Patent claims directed to [a] “system for monitoring of location of items” have survived a Rule 12(c) motion for judgment on the pleadings arguing that the claims were patent-ineligible under 35 U.S.C. § 101 and the two-part Mayo/Alice patent-eligibility test. Cellwitch, Inc. v. Tile, Inc., (Case No. 4:19-cv-01315-JSW)(N.D. Cal. Nov. 21, 2019). If you are familiar with Tile – need help finding car keys, anyone? – then you know what the claims of U.S. Patent No. 8,872,655 were about. Indeed, the court found under part one of the Alice test that the claims were directed to the longstanding human practice, and abstract idea, of helping people find lost items. You can distill this abstract idea from claim 1 of the ’655 patent: A system for monitoring of location of items, comprising: a plurality of wireless devices, each of the plurality of wireless devices being associated with a monitored item; a plurality of wireless communication terminals, each of the plurality of wireless communication terminals being associated with a respective user and associated with at least one respective associated wireless device of the plurality of wireless devices and configured to monitor the proximity of the at least one respective associated wireless device… Read More »Patent Claims Survive Alice Challenge Despite Being Directed to an Abstract Idea: Cellwitch, Inc. v. Tile, Inc.

Factual Allegations Save Streaming Patents From Dismissal

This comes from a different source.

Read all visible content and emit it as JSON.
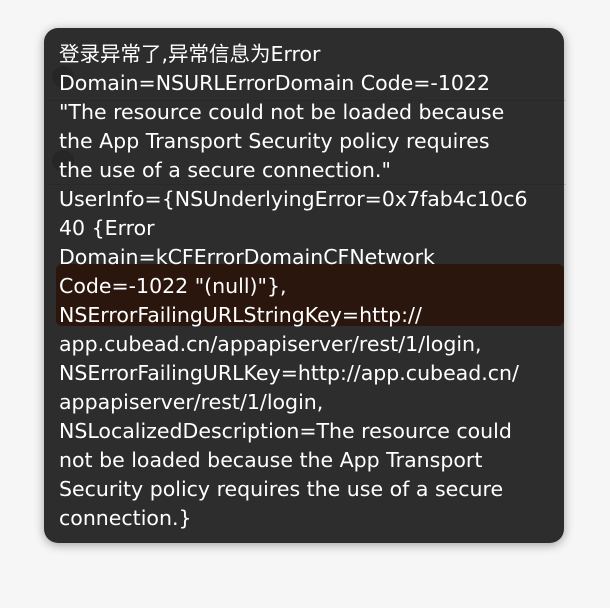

The Central District of California upheld validity under 35 U.S.C. § 101 of several patents related to encryption and decryption of streaming video content, noting that the factual allegations in the complaint sufficed to survive the pleading stage. DivX, LLC. v. Netflix, Inc., CV 19-1602 (C.D. Cal. Nov. 4, 2019). Plaintiff asserted several patents, and while the discussion of each could be its own separate blog post, U.S. Patent No. 7,295,673 is most relevant. Claim 14 is representative, and recites, in part “decrypting selected portions of said encrypted frames using a frame decryption function in accordance with said frame decryption information, which identifies the specific portions of the frames to be decrypted and the applicable frame decryption key from the frame decryption information.” Defendants filed Motions to Dismiss under Rule 12(b)(6), claiming the patents are invalid under § 101 when applying the Alice test. While Defendants argued that such encryption and decryption is abstract and lacks a technological improvement, the Court rejected this position as “effectively permit[ting] Defendants to short-circuit a meaningful § 101 analysis.” The claim’s recitations of a specific type of data, here, video data within a sequence of frames, and the required frame decryption function show that… Read More »Factual Allegations Save Streaming Patents From Dismissal